My former workplace, a small Audubon sanctuary, is home to many creatures, some of whom are seldom seen except through their tracks and sign. Winter is a great time to search for and find these animal messages, and I went to look for them a couple of days ago.
The icy trails, powdered as they were with snow, provided a great canvas for animal tracks. The walking was treacherous, but I was just creeping along, the better to be safe and to see.
First I went over to look at the small pond, with its little island. Of course it was frozen solid. But guess what? Under that ice, at the bottom of the pond, there are frog tadpoles—ones that hatched late last year—and adult frogs. They overwinter under there! Their metabolism slows down so much they may appear dead; their bodies produce a kind of anti-freeze that prevents ice crystals from forming in their cells. Some of them die, it is true, but come spring many of them will return to a normal state and be heard and seen swimming around the pond. A story for a few months from now.
There are turtles in the frozen pond, too—New England Painted Turtles. They spend the winter dug into the mud on the floor of the pond, just barely taking in enough oxygen to survive. They, too, will be seen (though not heard) swimming and basking round the pond. Another spring story.
One animal we don’t actually see very often at the sanctuary is a vole. A vole is a little mouse-like rodent. He usually lives in the meadow where he eats all kinds of plants. He builds little nests, often near a sheltered place like the base of a plant or near a log, and makes narrow little runways between nests. Usually you can’t find these runways. But in the winter they are marvelously visible. To the left, you can see a part of one. The voles have built a little tunnel along the ground, which is then covered by snow. But as they run along it, their body heat causes the snow to melt a bit, and the tunnel roof sinks down and becomes visible.
And then of course there are the squirrels. Squirrels are getting ready for their winter mating chases. I watched squirrels frisking about, hustling up and down trees, and one was sitting on a log chewing on the cone of a white pine. They like to be UP when they eat. I went and looked at the cone later, and I could see where he had cleaned it of its scales, and the seeds beneath them, halfway up the cone.
I looked for squirrel tracks, but didn’t find any really clear ones to take a picture of. Squirrel tracks form a kind of square or rectangle (think: Square Squirrel); the prints of the hind feet fall ahead of the front ones, two pairs side by side.
But I did find rabbit tracks (see right below). Rabbit tracks make a kind of loose Y shape (think: bunnY), with the larger hind prints side by side in front of the small, trailing prints of the front feet. Rabbits are abroad mostly at dusk and early morning, looking for twigs to chomp on. I only remembered this later, when I got home, or I would have looked for twigs cleanly nipped off at a 45 degree angle! When I go for another walk I will look more closely.

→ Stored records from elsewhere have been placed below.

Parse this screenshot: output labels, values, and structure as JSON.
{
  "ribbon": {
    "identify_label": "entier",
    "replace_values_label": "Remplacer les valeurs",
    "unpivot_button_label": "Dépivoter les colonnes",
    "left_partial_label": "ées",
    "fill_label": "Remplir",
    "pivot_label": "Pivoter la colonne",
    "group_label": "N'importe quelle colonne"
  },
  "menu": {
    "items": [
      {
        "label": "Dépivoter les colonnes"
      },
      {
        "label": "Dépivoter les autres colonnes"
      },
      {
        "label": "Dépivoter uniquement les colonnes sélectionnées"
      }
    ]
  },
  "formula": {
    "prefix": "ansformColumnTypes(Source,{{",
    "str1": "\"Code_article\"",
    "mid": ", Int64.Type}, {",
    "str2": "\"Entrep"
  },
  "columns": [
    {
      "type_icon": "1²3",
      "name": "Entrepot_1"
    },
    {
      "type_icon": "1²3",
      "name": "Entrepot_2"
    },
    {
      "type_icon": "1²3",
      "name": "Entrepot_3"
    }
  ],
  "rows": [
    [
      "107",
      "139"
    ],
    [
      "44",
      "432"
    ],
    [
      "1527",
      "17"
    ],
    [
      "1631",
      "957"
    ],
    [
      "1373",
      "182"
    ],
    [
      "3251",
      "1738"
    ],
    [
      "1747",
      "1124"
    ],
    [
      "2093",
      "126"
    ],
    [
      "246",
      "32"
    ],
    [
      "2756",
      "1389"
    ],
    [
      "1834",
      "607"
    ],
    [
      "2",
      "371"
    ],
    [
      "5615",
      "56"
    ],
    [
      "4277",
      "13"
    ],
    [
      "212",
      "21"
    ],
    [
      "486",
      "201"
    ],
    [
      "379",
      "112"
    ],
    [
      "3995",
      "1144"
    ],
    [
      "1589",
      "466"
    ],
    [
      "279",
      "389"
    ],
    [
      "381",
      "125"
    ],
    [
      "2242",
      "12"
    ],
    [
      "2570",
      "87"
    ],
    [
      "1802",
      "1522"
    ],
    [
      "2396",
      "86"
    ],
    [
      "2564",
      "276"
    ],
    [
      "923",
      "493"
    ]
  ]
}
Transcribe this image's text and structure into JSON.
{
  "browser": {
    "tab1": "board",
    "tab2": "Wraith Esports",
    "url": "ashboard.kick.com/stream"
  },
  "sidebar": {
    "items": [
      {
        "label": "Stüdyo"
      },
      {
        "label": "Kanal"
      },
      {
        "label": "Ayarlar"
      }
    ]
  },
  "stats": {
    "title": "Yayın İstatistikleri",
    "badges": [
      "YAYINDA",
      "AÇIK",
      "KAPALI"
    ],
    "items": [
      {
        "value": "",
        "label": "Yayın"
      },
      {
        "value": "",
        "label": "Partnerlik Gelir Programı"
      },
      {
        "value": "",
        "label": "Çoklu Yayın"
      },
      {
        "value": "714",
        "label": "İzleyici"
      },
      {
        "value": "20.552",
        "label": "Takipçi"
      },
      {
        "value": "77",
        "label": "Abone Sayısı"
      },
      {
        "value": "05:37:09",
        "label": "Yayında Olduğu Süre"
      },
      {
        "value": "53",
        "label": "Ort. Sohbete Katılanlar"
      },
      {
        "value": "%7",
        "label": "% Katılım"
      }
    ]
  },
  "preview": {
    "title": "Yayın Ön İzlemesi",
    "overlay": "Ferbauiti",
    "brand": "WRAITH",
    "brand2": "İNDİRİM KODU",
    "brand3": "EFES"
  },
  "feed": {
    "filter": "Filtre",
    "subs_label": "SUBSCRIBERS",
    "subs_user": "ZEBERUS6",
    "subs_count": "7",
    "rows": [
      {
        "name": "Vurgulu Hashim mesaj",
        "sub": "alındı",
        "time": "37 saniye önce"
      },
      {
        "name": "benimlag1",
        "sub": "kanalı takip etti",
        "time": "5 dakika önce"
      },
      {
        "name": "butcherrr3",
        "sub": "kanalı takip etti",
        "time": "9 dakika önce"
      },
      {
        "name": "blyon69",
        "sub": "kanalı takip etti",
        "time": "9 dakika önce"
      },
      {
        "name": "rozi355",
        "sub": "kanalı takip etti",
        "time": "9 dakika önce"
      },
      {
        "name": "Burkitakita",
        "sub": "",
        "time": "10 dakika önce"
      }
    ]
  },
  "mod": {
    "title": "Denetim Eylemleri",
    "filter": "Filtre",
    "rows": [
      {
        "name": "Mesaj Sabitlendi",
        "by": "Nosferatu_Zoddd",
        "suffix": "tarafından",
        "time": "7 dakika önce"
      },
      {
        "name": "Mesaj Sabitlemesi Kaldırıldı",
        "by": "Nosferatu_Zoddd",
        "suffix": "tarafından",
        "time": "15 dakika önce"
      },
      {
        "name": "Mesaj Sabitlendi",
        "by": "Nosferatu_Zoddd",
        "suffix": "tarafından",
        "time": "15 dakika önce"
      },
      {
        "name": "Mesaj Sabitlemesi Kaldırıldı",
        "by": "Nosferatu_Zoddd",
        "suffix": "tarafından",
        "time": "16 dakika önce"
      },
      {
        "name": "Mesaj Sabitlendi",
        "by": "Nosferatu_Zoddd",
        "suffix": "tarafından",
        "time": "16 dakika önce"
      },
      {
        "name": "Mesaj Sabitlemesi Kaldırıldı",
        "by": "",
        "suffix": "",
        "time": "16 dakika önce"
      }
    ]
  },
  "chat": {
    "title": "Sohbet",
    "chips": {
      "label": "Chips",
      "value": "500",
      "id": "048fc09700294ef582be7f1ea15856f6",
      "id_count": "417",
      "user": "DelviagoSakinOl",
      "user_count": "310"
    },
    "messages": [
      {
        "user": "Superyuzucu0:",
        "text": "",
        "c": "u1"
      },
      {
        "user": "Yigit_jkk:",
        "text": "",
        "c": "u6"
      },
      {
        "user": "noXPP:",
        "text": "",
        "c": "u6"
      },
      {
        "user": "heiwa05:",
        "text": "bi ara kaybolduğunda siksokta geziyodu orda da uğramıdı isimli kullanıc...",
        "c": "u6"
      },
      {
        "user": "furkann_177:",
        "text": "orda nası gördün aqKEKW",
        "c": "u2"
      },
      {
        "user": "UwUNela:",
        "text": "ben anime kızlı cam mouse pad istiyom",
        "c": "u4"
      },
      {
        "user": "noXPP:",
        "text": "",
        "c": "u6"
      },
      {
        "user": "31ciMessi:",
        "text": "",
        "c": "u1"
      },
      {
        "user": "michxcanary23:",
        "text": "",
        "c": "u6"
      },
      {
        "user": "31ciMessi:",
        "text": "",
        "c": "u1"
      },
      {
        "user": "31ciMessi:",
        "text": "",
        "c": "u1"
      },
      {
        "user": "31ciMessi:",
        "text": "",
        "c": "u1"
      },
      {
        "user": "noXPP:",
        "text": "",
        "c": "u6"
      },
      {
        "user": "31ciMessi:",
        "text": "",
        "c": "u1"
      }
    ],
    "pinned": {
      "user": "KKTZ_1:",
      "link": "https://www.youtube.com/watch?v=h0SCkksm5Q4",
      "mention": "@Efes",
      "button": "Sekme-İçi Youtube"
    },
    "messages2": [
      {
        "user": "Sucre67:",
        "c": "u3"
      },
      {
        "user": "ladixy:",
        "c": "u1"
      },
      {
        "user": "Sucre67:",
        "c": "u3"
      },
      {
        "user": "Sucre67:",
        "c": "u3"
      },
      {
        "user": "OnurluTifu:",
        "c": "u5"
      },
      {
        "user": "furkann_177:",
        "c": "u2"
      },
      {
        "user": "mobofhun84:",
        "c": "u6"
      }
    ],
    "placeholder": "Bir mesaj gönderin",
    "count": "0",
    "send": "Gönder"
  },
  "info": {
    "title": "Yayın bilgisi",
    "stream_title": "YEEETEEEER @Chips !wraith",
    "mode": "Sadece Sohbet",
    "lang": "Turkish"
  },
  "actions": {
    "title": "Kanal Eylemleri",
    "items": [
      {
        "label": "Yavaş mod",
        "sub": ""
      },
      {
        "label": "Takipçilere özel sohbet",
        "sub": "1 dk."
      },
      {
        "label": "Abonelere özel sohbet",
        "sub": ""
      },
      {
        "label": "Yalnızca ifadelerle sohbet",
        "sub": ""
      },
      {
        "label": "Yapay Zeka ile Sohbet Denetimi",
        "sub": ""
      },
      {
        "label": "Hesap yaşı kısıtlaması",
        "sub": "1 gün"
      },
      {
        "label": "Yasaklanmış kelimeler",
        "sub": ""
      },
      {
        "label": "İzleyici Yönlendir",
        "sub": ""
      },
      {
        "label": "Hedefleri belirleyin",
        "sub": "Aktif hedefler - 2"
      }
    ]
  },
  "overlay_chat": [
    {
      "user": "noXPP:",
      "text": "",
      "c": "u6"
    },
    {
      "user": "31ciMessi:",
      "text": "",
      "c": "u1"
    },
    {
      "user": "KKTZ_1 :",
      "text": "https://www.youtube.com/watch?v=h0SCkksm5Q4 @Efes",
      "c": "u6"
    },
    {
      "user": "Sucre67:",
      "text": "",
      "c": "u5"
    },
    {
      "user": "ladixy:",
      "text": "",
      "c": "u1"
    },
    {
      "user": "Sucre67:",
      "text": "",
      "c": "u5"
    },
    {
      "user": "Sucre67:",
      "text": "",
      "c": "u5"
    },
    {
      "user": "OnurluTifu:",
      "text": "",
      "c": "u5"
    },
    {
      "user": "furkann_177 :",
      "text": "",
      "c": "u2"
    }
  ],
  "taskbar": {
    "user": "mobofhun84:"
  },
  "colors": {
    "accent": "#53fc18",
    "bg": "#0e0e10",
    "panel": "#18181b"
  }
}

There are some very old apple trees on the property. It was an estate of a wealthy family in the early part of the 20th century, and its residents planted some wonderful trees, including the apple trees. They are so old now that they are pretty much falling apart, but I spied an old bird nest in the top of one (see left) and thought how many creatures live in a tree, from large ones like birds to the smallest things in the crevices of the bark. When the tree finally dies, those homes are lost—but the fallen tree provides safety and nourishment for other things, before it rots and returns to dirt. So it all goes around.
At the end of my walk, I found the home of an animal with a very constrained lifestyle: a bagworm moth. The image is to the right below but you will not find it very exciting, I fear. Imagine this: the larva (caterpillar) of the moth makes a tiny bag-like structure of sticks, held together with silk, and attached at one end to something (as here, the side of a building). The larva sticks its head and feet out the top to feed. It lays eggs inside the bag, and that’s what’s in this one. The eggs will hatch in the spring, and the baby caterpillars will go make their own bags. After they turn into adult moths, if they are males they leave the bag to find females. But if they are females, they never leave the bags, but are mated, lay eggs in there, come out for one brief shining moment—and die. The females never even get wings!
These complex stories are all around us. No story is any more wondrous than any other, I think.